-------- AVAILABLE DATA

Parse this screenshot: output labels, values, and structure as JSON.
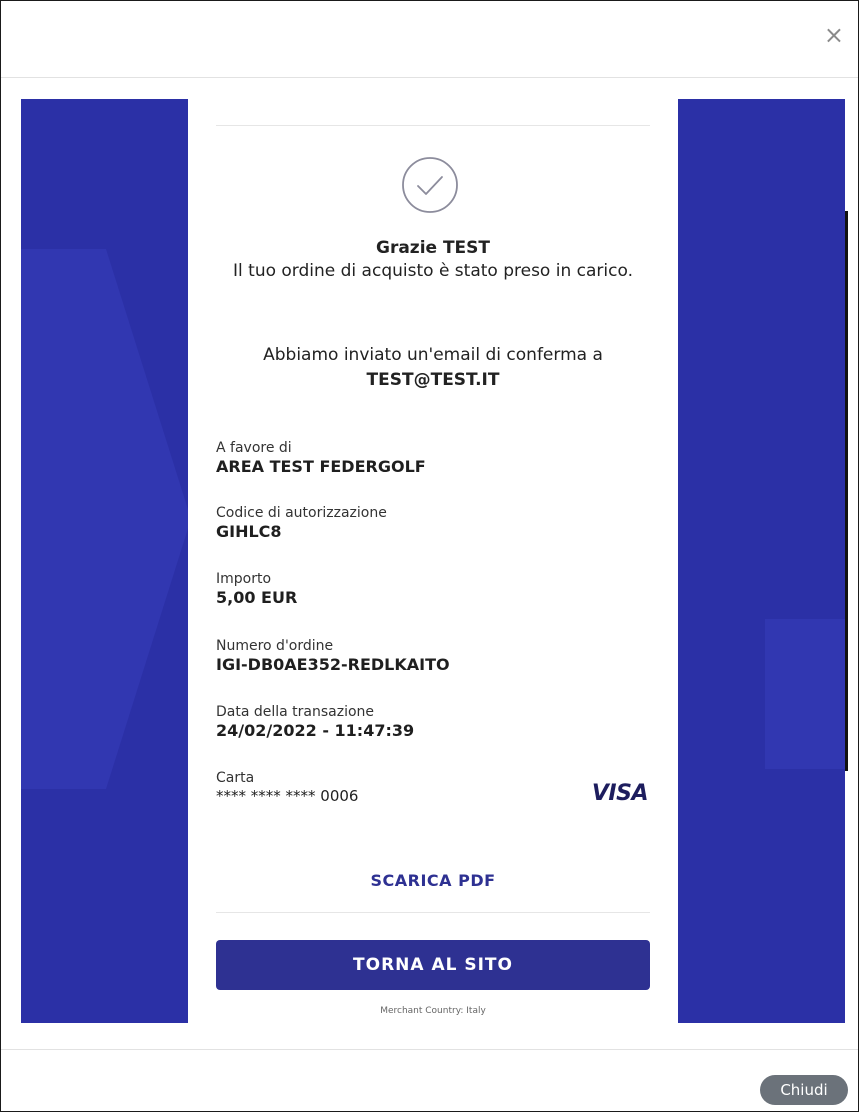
{
  "header": {
    "close_icon": "×"
  },
  "confirmation": {
    "thanks_title": "Grazie TEST",
    "thanks_message": "Il tuo ordine di acquisto è stato preso in carico.",
    "email_intro": "Abbiamo inviato un'email di conferma a",
    "email": "TEST@TEST.IT"
  },
  "details": [
    {
      "label": "A favore di",
      "value": "AREA TEST FEDERGOLF"
    },
    {
      "label": "Codice di autorizzazione",
      "value": "GIHLC8"
    },
    {
      "label": "Importo",
      "value": "5,00 EUR"
    },
    {
      "label": "Numero d'ordine",
      "value": "IGI-DB0AE352-REDLKAITO"
    },
    {
      "label": "Data della transazione",
      "value": "24/02/2022 - 11:47:39"
    }
  ],
  "card": {
    "label": "Carta",
    "number": "**** **** **** 0006",
    "brand": "VISA"
  },
  "actions": {
    "download_pdf": "SCARICA PDF",
    "back_to_site": "TORNA AL SITO"
  },
  "merchant_country": "Merchant Country: Italy",
  "footer": {
    "close_label": "Chiudi"
  },
  "colors": {
    "brand": "#2e3192",
    "background": "#2b30a6",
    "close_button": "#6b727a"
  }
}
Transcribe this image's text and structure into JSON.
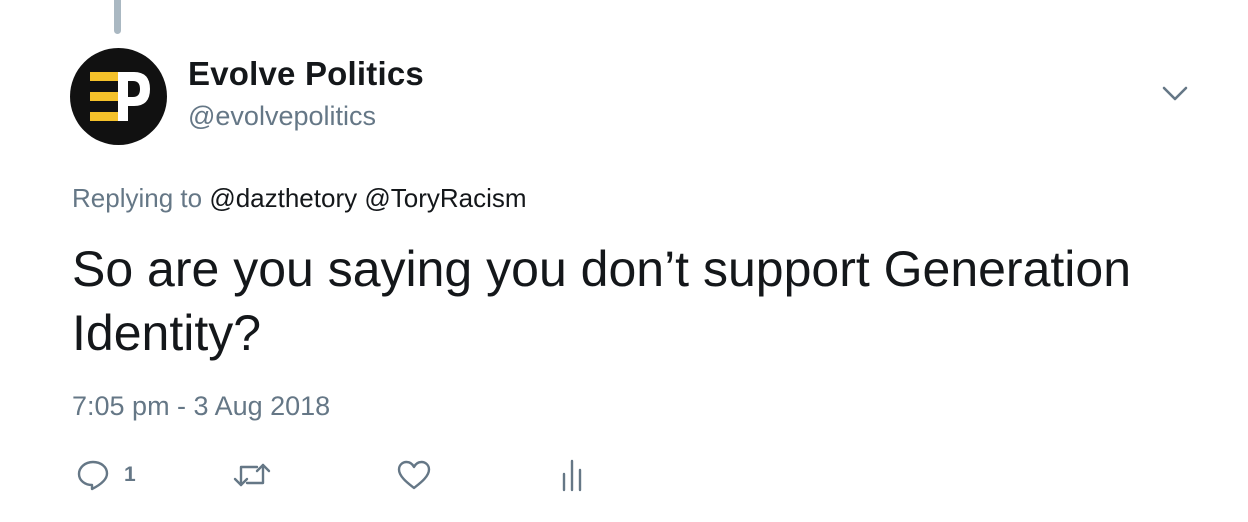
{
  "tweet": {
    "author": {
      "display_name": "Evolve Politics",
      "handle": "@evolvepolitics",
      "avatar_text": "EP"
    },
    "replying_to": {
      "prefix": "Replying to",
      "mentions": [
        "@dazthetory",
        "@ToryRacism"
      ]
    },
    "text": "So are you saying you don’t support Generation Identity?",
    "timestamp": "7:05 pm - 3 Aug 2018",
    "actions": {
      "reply_count": "1"
    }
  },
  "icons": {
    "more": "chevron-down-icon",
    "reply": "reply-icon",
    "retweet": "retweet-icon",
    "like": "heart-icon",
    "analytics": "analytics-icon"
  },
  "colors": {
    "text_primary": "#14171a",
    "text_secondary": "#657786",
    "icon_gray": "#657786",
    "avatar_background": "#111111",
    "logo_yellow": "#f4c12a"
  }
}
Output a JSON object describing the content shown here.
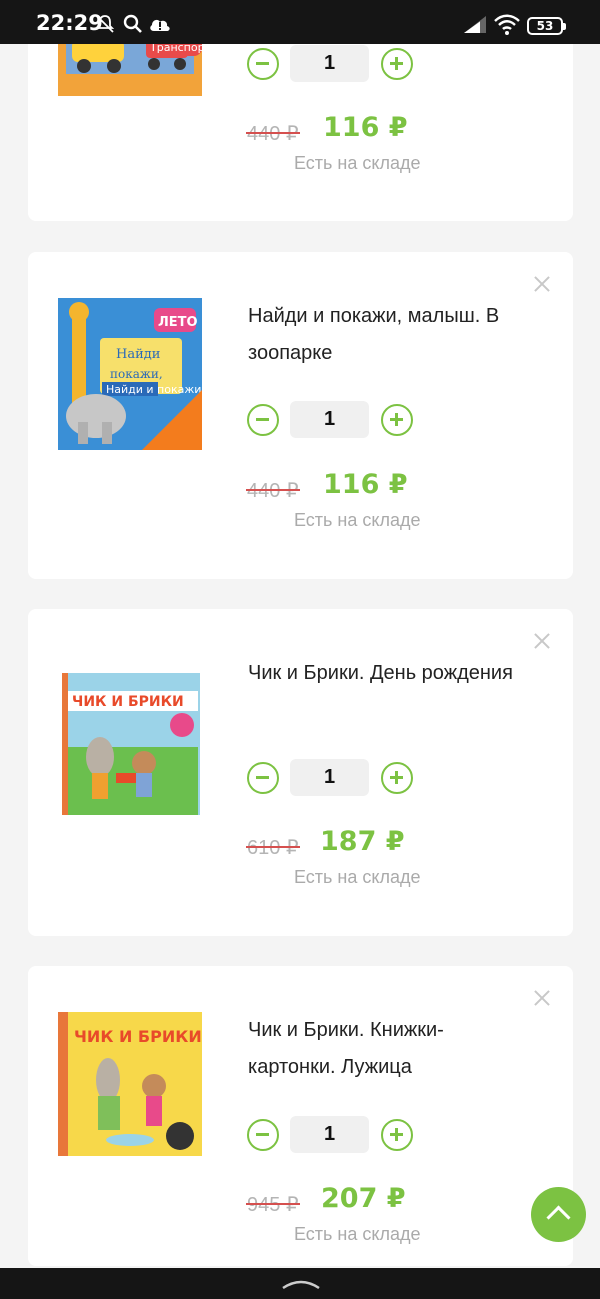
{
  "status_bar": {
    "time": "22:29",
    "battery": "53",
    "icons": [
      "bell-off-icon",
      "search-icon",
      "cloud-alert-icon",
      "signal-icon",
      "wifi-icon",
      "battery-icon"
    ]
  },
  "colors": {
    "accent": "#7cc242",
    "strike": "#d5504f",
    "muted": "#aaaaaa"
  },
  "cart": {
    "items": [
      {
        "title": "",
        "quantity": "1",
        "old_price": "440 ₽",
        "price": "116 ₽",
        "stock": "Есть на складе",
        "cover_text": "Транспорт"
      },
      {
        "title": "Найди и покажи, малыш. В зоопарке",
        "quantity": "1",
        "old_price": "440 ₽",
        "price": "116 ₽",
        "stock": "Есть на складе",
        "cover_text": "Найди и покажи, малыш"
      },
      {
        "title": "Чик и Брики. День рождения",
        "quantity": "1",
        "old_price": "610 ₽",
        "price": "187 ₽",
        "stock": "Есть на складе",
        "cover_text": "ЧИК И БРИКИ"
      },
      {
        "title": "Чик и Брики. Книжки-картонки. Лужица",
        "quantity": "1",
        "old_price": "945 ₽",
        "price": "207 ₽",
        "stock": "Есть на складе",
        "cover_text": "ЧИК И БРИКИ"
      }
    ]
  }
}
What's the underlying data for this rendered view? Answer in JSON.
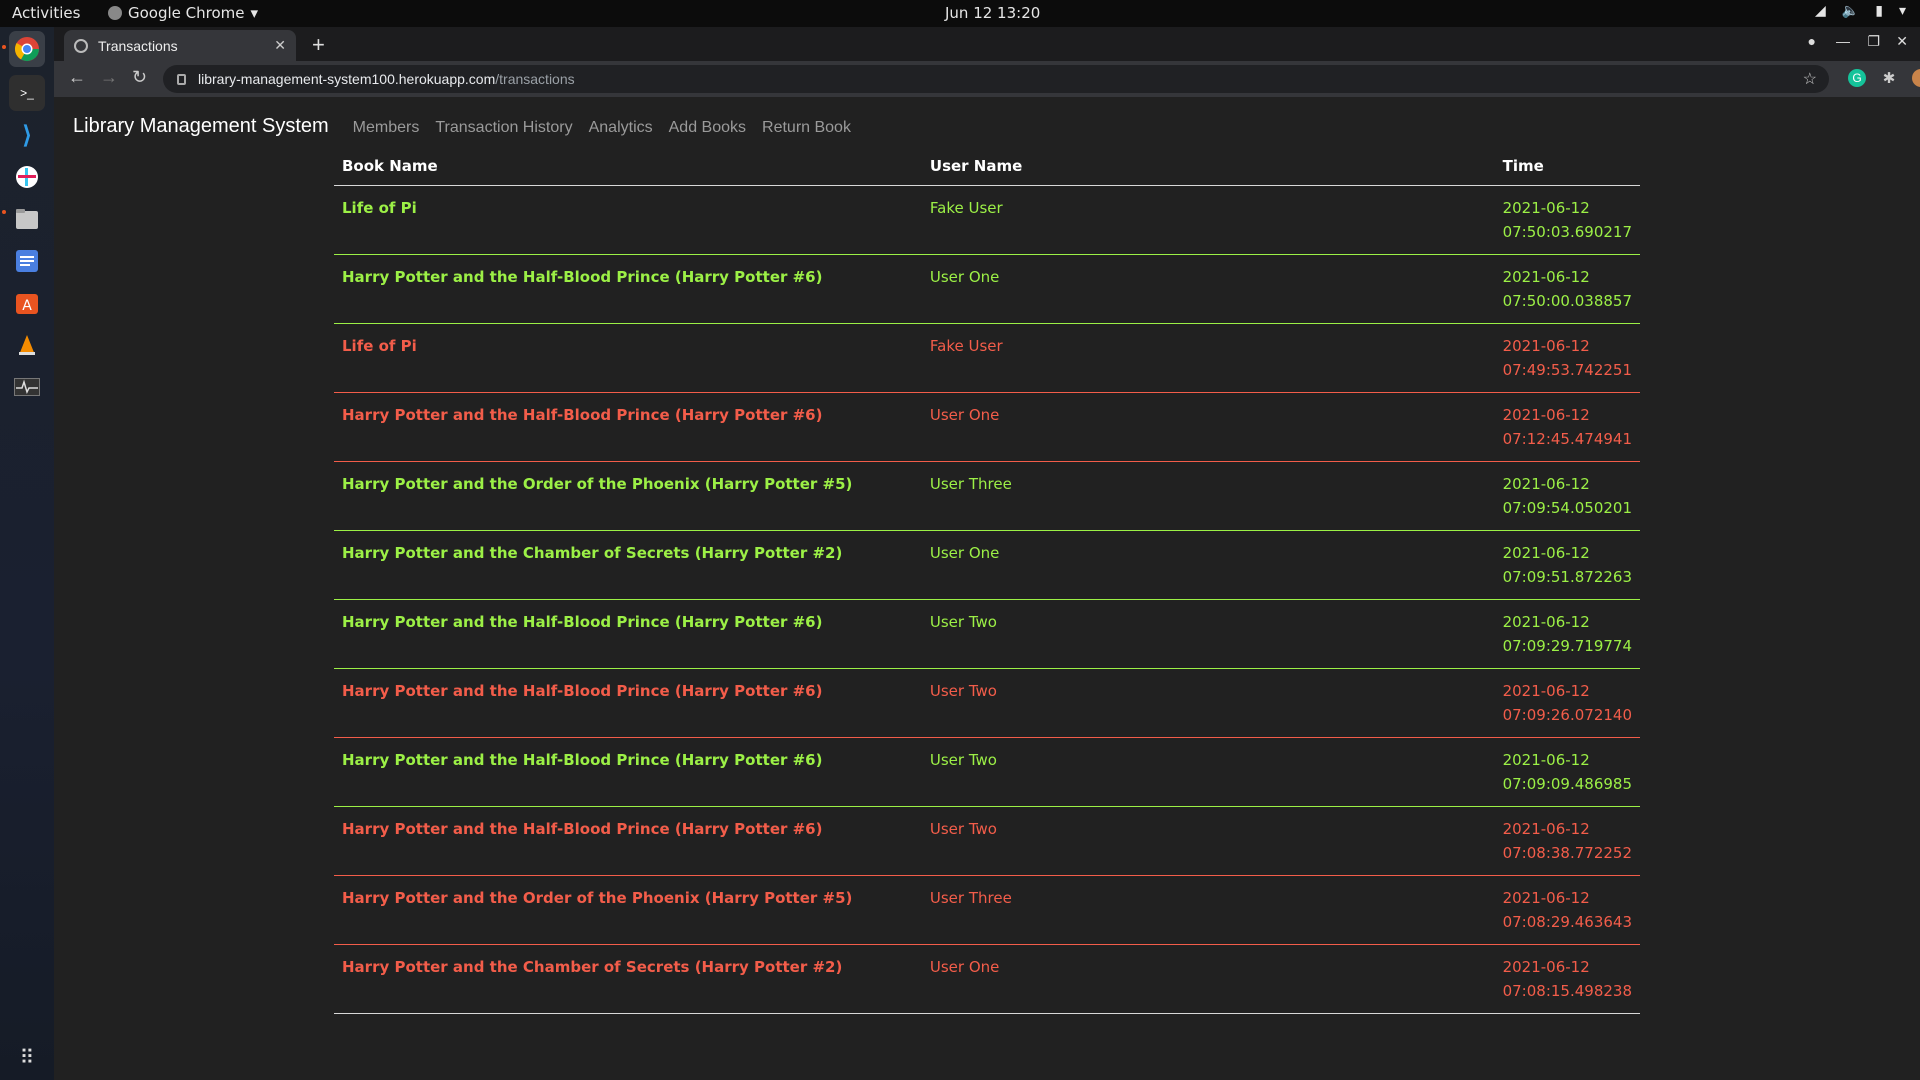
{
  "os": {
    "activities": "Activities",
    "app_menu": "Google Chrome",
    "clock": "Jun 12  13:20"
  },
  "browser": {
    "tab_title": "Transactions",
    "url_host": "library-management-system100.herokuapp.com",
    "url_path": "/transactions"
  },
  "nav": {
    "brand": "Library Management System",
    "links": [
      "Members",
      "Transaction History",
      "Analytics",
      "Add Books",
      "Return Book"
    ]
  },
  "table": {
    "headers": [
      "Book Name",
      "User Name",
      "Time"
    ],
    "rows": [
      {
        "book": "Life of Pi",
        "user": "Fake User",
        "date": "2021-06-12",
        "time": "07:50:03.690217",
        "status": "issued"
      },
      {
        "book": "Harry Potter and the Half-Blood Prince (Harry Potter #6)",
        "user": "User One",
        "date": "2021-06-12",
        "time": "07:50:00.038857",
        "status": "issued"
      },
      {
        "book": "Life of Pi",
        "user": "Fake User",
        "date": "2021-06-12",
        "time": "07:49:53.742251",
        "status": "returned"
      },
      {
        "book": "Harry Potter and the Half-Blood Prince (Harry Potter #6)",
        "user": "User One",
        "date": "2021-06-12",
        "time": "07:12:45.474941",
        "status": "returned"
      },
      {
        "book": "Harry Potter and the Order of the Phoenix (Harry Potter #5)",
        "user": "User Three",
        "date": "2021-06-12",
        "time": "07:09:54.050201",
        "status": "issued"
      },
      {
        "book": "Harry Potter and the Chamber of Secrets (Harry Potter #2)",
        "user": "User One",
        "date": "2021-06-12",
        "time": "07:09:51.872263",
        "status": "issued"
      },
      {
        "book": "Harry Potter and the Half-Blood Prince (Harry Potter #6)",
        "user": "User Two",
        "date": "2021-06-12",
        "time": "07:09:29.719774",
        "status": "issued"
      },
      {
        "book": "Harry Potter and the Half-Blood Prince (Harry Potter #6)",
        "user": "User Two",
        "date": "2021-06-12",
        "time": "07:09:26.072140",
        "status": "returned"
      },
      {
        "book": "Harry Potter and the Half-Blood Prince (Harry Potter #6)",
        "user": "User Two",
        "date": "2021-06-12",
        "time": "07:09:09.486985",
        "status": "issued"
      },
      {
        "book": "Harry Potter and the Half-Blood Prince (Harry Potter #6)",
        "user": "User Two",
        "date": "2021-06-12",
        "time": "07:08:38.772252",
        "status": "returned"
      },
      {
        "book": "Harry Potter and the Order of the Phoenix (Harry Potter #5)",
        "user": "User Three",
        "date": "2021-06-12",
        "time": "07:08:29.463643",
        "status": "returned"
      },
      {
        "book": "Harry Potter and the Chamber of Secrets (Harry Potter #2)",
        "user": "User One",
        "date": "2021-06-12",
        "time": "07:08:15.498238",
        "status": "returned"
      }
    ]
  },
  "colors": {
    "issued": "#9cf046",
    "returned": "#f35d4a",
    "page_bg": "#212121"
  }
}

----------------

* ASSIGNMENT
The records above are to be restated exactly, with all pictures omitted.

* RESPONSE TO THE TASK
Parse this screenshot: output labels, values, and structure as JSON.
{
  "header": {
    "close_icon": "×"
  },
  "confirmation": {
    "thanks_title": "Grazie TEST",
    "thanks_message": "Il tuo ordine di acquisto è stato preso in carico.",
    "email_intro": "Abbiamo inviato un'email di conferma a",
    "email": "TEST@TEST.IT"
  },
  "details": [
    {
      "label": "A favore di",
      "value": "AREA TEST FEDERGOLF"
    },
    {
      "label": "Codice di autorizzazione",
      "value": "GIHLC8"
    },
    {
      "label": "Importo",
      "value": "5,00 EUR"
    },
    {
      "label": "Numero d'ordine",
      "value": "IGI-DB0AE352-REDLKAITO"
    },
    {
      "label": "Data della transazione",
      "value": "24/02/2022 - 11:47:39"
    }
  ],
  "card": {
    "label": "Carta",
    "number": "**** **** **** 0006",
    "brand": "VISA"
  },
  "actions": {
    "download_pdf": "SCARICA PDF",
    "back_to_site": "TORNA AL SITO"
  },
  "merchant_country": "Merchant Country: Italy",
  "footer": {
    "close_label": "Chiudi"
  },
  "colors": {
    "brand": "#2e3192",
    "background": "#2b30a6",
    "close_button": "#6b727a"
  }
}
Transcribe this image's text and structure into JSON.
{
  "tweet": {
    "author": {
      "display_name": "Evolve Politics",
      "handle": "@evolvepolitics",
      "avatar_text": "EP"
    },
    "replying_to": {
      "prefix": "Replying to",
      "mentions": [
        "@dazthetory",
        "@ToryRacism"
      ]
    },
    "text": "So are you saying you don’t support Generation Identity?",
    "timestamp": "7:05 pm - 3 Aug 2018",
    "actions": {
      "reply_count": "1"
    }
  },
  "icons": {
    "more": "chevron-down-icon",
    "reply": "reply-icon",
    "retweet": "retweet-icon",
    "like": "heart-icon",
    "analytics": "analytics-icon"
  },
  "colors": {
    "text_primary": "#14171a",
    "text_secondary": "#657786",
    "icon_gray": "#657786",
    "avatar_background": "#111111",
    "logo_yellow": "#f4c12a"
  }
}
Output a JSON object describing the content shown here.
{
  "status_bar": {
    "time": "22:29",
    "battery": "53",
    "icons": [
      "bell-off-icon",
      "search-icon",
      "cloud-alert-icon",
      "signal-icon",
      "wifi-icon",
      "battery-icon"
    ]
  },
  "colors": {
    "accent": "#7cc242",
    "strike": "#d5504f",
    "muted": "#aaaaaa"
  },
  "cart": {
    "items": [
      {
        "title": "",
        "quantity": "1",
        "old_price": "440 ₽",
        "price": "116 ₽",
        "stock": "Есть на складе",
        "cover_text": "Транспорт"
      },
      {
        "title": "Найди и покажи, малыш. В зоопарке",
        "quantity": "1",
        "old_price": "440 ₽",
        "price": "116 ₽",
        "stock": "Есть на складе",
        "cover_text": "Найди и покажи, малыш"
      },
      {
        "title": "Чик и Брики. День рождения",
        "quantity": "1",
        "old_price": "610 ₽",
        "price": "187 ₽",
        "stock": "Есть на складе",
        "cover_text": "ЧИК И БРИКИ"
      },
      {
        "title": "Чик и Брики. Книжки-картонки. Лужица",
        "quantity": "1",
        "old_price": "945 ₽",
        "price": "207 ₽",
        "stock": "Есть на складе",
        "cover_text": "ЧИК И БРИКИ"
      }
    ]
  }
}
What's the underlying data for this rendered view? Answer in JSON.
{
  "os": {
    "activities": "Activities",
    "app_menu": "Google Chrome",
    "clock": "Jun 12  13:20"
  },
  "browser": {
    "tab_title": "Transactions",
    "url_host": "library-management-system100.herokuapp.com",
    "url_path": "/transactions"
  },
  "nav": {
    "brand": "Library Management System",
    "links": [
      "Members",
      "Transaction History",
      "Analytics",
      "Add Books",
      "Return Book"
    ]
  },
  "table": {
    "headers": [
      "Book Name",
      "User Name",
      "Time"
    ],
    "rows": [
      {
        "book": "Life of Pi",
        "user": "Fake User",
        "date": "2021-06-12",
        "time": "07:50:03.690217",
        "status": "issued"
      },
      {
        "book": "Harry Potter and the Half-Blood Prince (Harry Potter #6)",
        "user": "User One",
        "date": "2021-06-12",
        "time": "07:50:00.038857",
        "status": "issued"
      },
      {
        "book": "Life of Pi",
        "user": "Fake User",
        "date": "2021-06-12",
        "time": "07:49:53.742251",
        "status": "returned"
      },
      {
        "book": "Harry Potter and the Half-Blood Prince (Harry Potter #6)",
        "user": "User One",
        "date": "2021-06-12",
        "time": "07:12:45.474941",
        "status": "returned"
      },
      {
        "book": "Harry Potter and the Order of the Phoenix (Harry Potter #5)",
        "user": "User Three",
        "date": "2021-06-12",
        "time": "07:09:54.050201",
        "status": "issued"
      },
      {
        "book": "Harry Potter and the Chamber of Secrets (Harry Potter #2)",
        "user": "User One",
        "date": "2021-06-12",
        "time": "07:09:51.872263",
        "status": "issued"
      },
      {
        "book": "Harry Potter and the Half-Blood Prince (Harry Potter #6)",
        "user": "User Two",
        "date": "2021-06-12",
        "time": "07:09:29.719774",
        "status": "issued"
      },
      {
        "book": "Harry Potter and the Half-Blood Prince (Harry Potter #6)",
        "user": "User Two",
        "date": "2021-06-12",
        "time": "07:09:26.072140",
        "status": "returned"
      },
      {
        "book": "Harry Potter and the Half-Blood Prince (Harry Potter #6)",
        "user": "User Two",
        "date": "2021-06-12",
        "time": "07:09:09.486985",
        "status": "issued"
      },
      {
        "book": "Harry Potter and the Half-Blood Prince (Harry Potter #6)",
        "user": "User Two",
        "date": "2021-06-12",
        "time": "07:08:38.772252",
        "status": "returned"
      },
      {
        "book": "Harry Potter and the Order of the Phoenix (Harry Potter #5)",
        "user": "User Three",
        "date": "2021-06-12",
        "time": "07:08:29.463643",
        "status": "returned"
      },
      {
        "book": "Harry Potter and the Chamber of Secrets (Harry Potter #2)",
        "user": "User One",
        "date": "2021-06-12",
        "time": "07:08:15.498238",
        "status": "returned"
      }
    ]
  },
  "colors": {
    "issued": "#9cf046",
    "returned": "#f35d4a",
    "page_bg": "#212121"
  }
}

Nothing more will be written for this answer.